Exams stand test of time


College: Finals have become more student-friendly, but they remain a key part of the academic experience.

Education Beat

December 17, 2003|By Mike Bowler | Mike Bowler,SUN STAFF

BY LATER this week, most college students will be out for the holidays, somehow having survived finals, those end-of-semester exercises that torture students and pervade alumni nightmares.

A great many of us college veterans know the dream: The calculus final looms in the morning, but we haven't attended a class - or cracked a book - for weeks. We toss and turn. How will we conjure up those equations? In the dream, as we're opening the blue book, reaching desperately for some wisdom, the professor approaches, hovers like a dark cloud and remarks: "Mr. Jones, I've missed you these seven weeks. Hope you've been having fun, because the fun is over."

When I was in school, the college fostered such terror by holding the finals of several courses at the same time on the sawdust-covered floor of the university gymnasium. To discourage cheating, desks were set 3 feet apart, and seating was arranged so that no one sat next to another taking the same exam. Stone-faced proctors paced among the desks and patrolled the men's room. (It was a men's college.)

Each three-hour session began and ended with a gong. A huge clock at the front of the room ticked off the minutes, and the smart guys always seemed to be out of there, turning in three blue books before I was halfway through the first. If we were assigned two finals the same day, tough luck. We had 60 minutes to shift gears for the afternoon ordeal.

And when finals were blessedly complete, we didn't crash at home for the holidays. The academic calendar, designed by a sadist, had the school year beginning in mid-September and ending in mid-June. That meant we went home for Christmas with term papers due and finals scheduled directly ahead in early January. Then we rolled into the second semester without a pause for breath.

Things have changed in a much more student-friendly world. These days, it's usually the professors who spend the Christmas holidays with finals - grading them.

My college no longer gives mass examinations in the gym. Students take finals in familiar and comparatively comfortable classrooms. Proctors are out. The school calendar, now standard in 90 percent of American colleges, schedules finals before the Christmas break and often grants (as at the Johns Hopkins University) a one- or two-day "reading period" for preparation.

The many schools with honor codes - such as the College of Notre Dame of Maryland - don't proctor exams at all. Students are honor bound to play fair and to report those who don't.

Then there's St. John's College in Annapolis (and Santa Fe, N.M.), which does all things differently. There are no finals, and final grades are replaced by a process known as the "don rag." Near the end of each semester through junior year, students meet with their professors, known as tutors. The tutors report - speaking in the third person - on the students' progress, and students are invited to respond.
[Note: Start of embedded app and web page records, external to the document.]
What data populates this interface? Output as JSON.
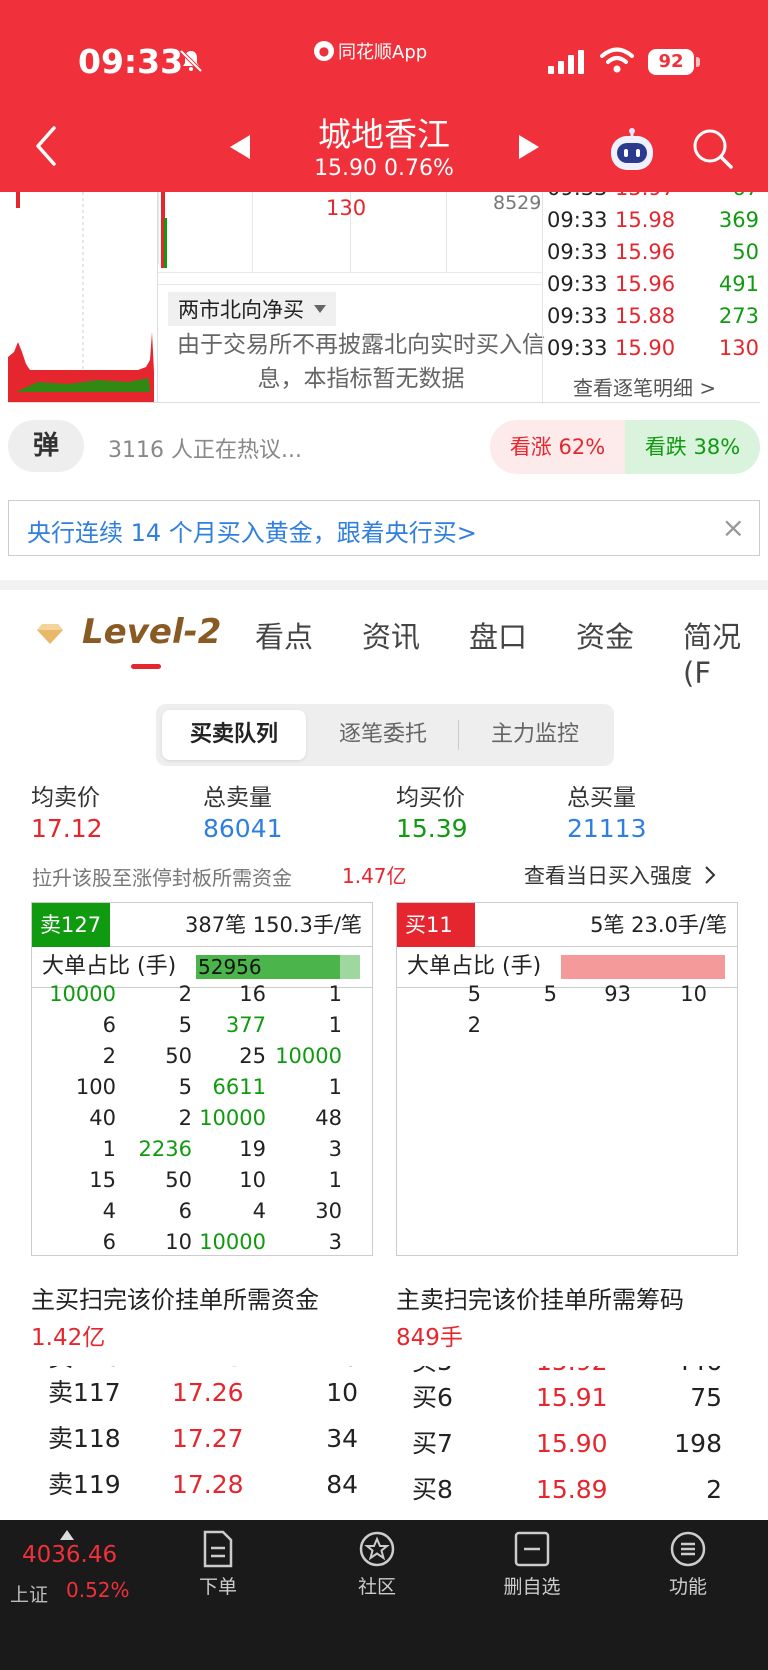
{
  "status_bar": {
    "time": "09:33",
    "app_name": "同花顺App",
    "battery": "92"
  },
  "header": {
    "stock_name": "城地香江",
    "price_change": "15.90 0.76%"
  },
  "chart": {
    "label_130": "130",
    "label_8529": "8529",
    "north_select": "两市北向净买",
    "north_message": "由于交易所不再披露北向实时买入信息，本指标暂无数据"
  },
  "trades": {
    "rows": [
      {
        "time": "09:33",
        "price": "15.98",
        "vol": "369"
      },
      {
        "time": "09:33",
        "price": "15.96",
        "vol": "50"
      },
      {
        "time": "09:33",
        "price": "15.96",
        "vol": "491"
      },
      {
        "time": "09:33",
        "price": "15.88",
        "vol": "273"
      },
      {
        "time": "09:33",
        "price": "15.90",
        "vol": "130"
      }
    ],
    "detail_link": "查看逐笔明细 >"
  },
  "discussion": {
    "bullet_label": "弹",
    "text": "3116 人正在热议...",
    "up": "看涨 62%",
    "down": "看跌 38%"
  },
  "promo": {
    "text": "央行连续 14 个月买入黄金，跟着央行买>",
    "close": "×"
  },
  "tabs": {
    "level2": "Level-2",
    "items": [
      "看点",
      "资讯",
      "盘口",
      "资金",
      "简况(F"
    ]
  },
  "segmented": {
    "items": [
      "买卖队列",
      "逐笔委托",
      "主力监控"
    ]
  },
  "summary": {
    "avg_sell_label": "均卖价",
    "avg_sell": "17.12",
    "total_sell_label": "总卖量",
    "total_sell": "86041",
    "avg_buy_label": "均买价",
    "avg_buy": "15.39",
    "total_buy_label": "总买量",
    "total_buy": "21113",
    "funds_note": "拉升该股至涨停封板所需资金",
    "funds_value": "1.47亿",
    "strength_link": "查看当日买入强度"
  },
  "sell_queue": {
    "tag": "卖127",
    "info": "387笔   150.3手/笔",
    "big_label": "大单占比 (手)",
    "big_value": "52956",
    "big_ratio": 0.88,
    "rows": [
      [
        {
          "v": "10000",
          "c": "green"
        },
        {
          "v": "2"
        },
        {
          "v": "16"
        },
        {
          "v": "1"
        }
      ],
      [
        {
          "v": "6"
        },
        {
          "v": "5"
        },
        {
          "v": "377",
          "c": "green"
        },
        {
          "v": "1"
        }
      ],
      [
        {
          "v": "2"
        },
        {
          "v": "50"
        },
        {
          "v": "25"
        },
        {
          "v": "10000",
          "c": "green"
        }
      ],
      [
        {
          "v": "100"
        },
        {
          "v": "5"
        },
        {
          "v": "6611",
          "c": "green"
        },
        {
          "v": "1"
        }
      ],
      [
        {
          "v": "40"
        },
        {
          "v": "2"
        },
        {
          "v": "10000",
          "c": "green"
        },
        {
          "v": "48"
        }
      ],
      [
        {
          "v": "1"
        },
        {
          "v": "2236",
          "c": "green"
        },
        {
          "v": "19"
        },
        {
          "v": "3"
        }
      ],
      [
        {
          "v": "15"
        },
        {
          "v": "50"
        },
        {
          "v": "10"
        },
        {
          "v": "1"
        }
      ],
      [
        {
          "v": "4"
        },
        {
          "v": "6"
        },
        {
          "v": "4"
        },
        {
          "v": "30"
        }
      ],
      [
        {
          "v": "6"
        },
        {
          "v": "10"
        },
        {
          "v": "10000",
          "c": "green"
        },
        {
          "v": "3"
        }
      ]
    ]
  },
  "buy_queue": {
    "tag": "买11",
    "info": "5笔   23.0手/笔",
    "big_label": "大单占比 (手)",
    "rows": [
      [
        {
          "v": "5"
        },
        {
          "v": "5"
        },
        {
          "v": "93"
        },
        {
          "v": "10"
        }
      ],
      [
        {
          "v": "2"
        },
        {
          "v": ""
        },
        {
          "v": ""
        },
        {
          "v": ""
        }
      ]
    ]
  },
  "sweep": {
    "buy_label": "主买扫完该价挂单所需资金",
    "buy_value": "1.42亿",
    "sell_label": "主卖扫完该价挂单所需筹码",
    "sell_value": "849手"
  },
  "book": {
    "asks": [
      {
        "label": "卖117",
        "price": "17.26",
        "vol": "10"
      },
      {
        "label": "卖118",
        "price": "17.27",
        "vol": "34"
      },
      {
        "label": "卖119",
        "price": "17.28",
        "vol": "84"
      }
    ],
    "bids": [
      {
        "label": "买6",
        "price": "15.91",
        "vol": "75"
      },
      {
        "label": "买7",
        "price": "15.90",
        "vol": "198"
      },
      {
        "label": "买8",
        "price": "15.89",
        "vol": "2"
      }
    ]
  },
  "bottom_bar": {
    "index_value": "4036.46",
    "index_name": "上证",
    "index_pct": "0.52%",
    "items": [
      "下单",
      "社区",
      "删自选",
      "功能"
    ]
  }
}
"Advice may be requested and given," says the college catalog, "difficulties may be aired, but grades are not reported." A St. John's spokeswoman says, "The first don rag can be pretty daunting, but it's a system that's stood the test of time."

Finals, too, have stood the test. They're an integral part of one generation's college experience - and of another generation's nightmares.

For some, memorization still `Wright' thing to do

Do kids in 2003 have to memorize anything? Maybe the alphabet, I learned in an unscientific survey, but most kids these days aren't required to commit even short passages to memory. Memorization is a mechanical exercise, many educators believe, that doesn't contribute to "critical thinking."

That may be true, but three things I memorized in school decades ago have never left me, despite considerable brain shrinkage. (Colleagues joked yesterday that I'll probably be able to recite them even after my short-term memory is gone.)

One is the Gettysburg Address. The second is the alphabet - backward. (I sing it, concluding with, "Now you've heard my CBAs. There are several other ways.") The third passage I committed to memory for extra credit on a significant anniversary 50 years ago this week. It's Stephen Vincent Benet's poem, "Wilbur Wright and Orville Wright." The last stanza:

And finally, at Kitty Hawk

In Nineteen-Three (let's cheer it!)

The first real airplane really flew

With Orville there to steer it!

- And kingdoms may forget their kings

And dogs forget their bites

But not till Man forgets his wings

Will men forget the Wrights.

Baltimore Sun Articles
Please note the green-lined linked article text has been applied commercially without any involvement from our newsroom editors, reporters or any other editorial staff.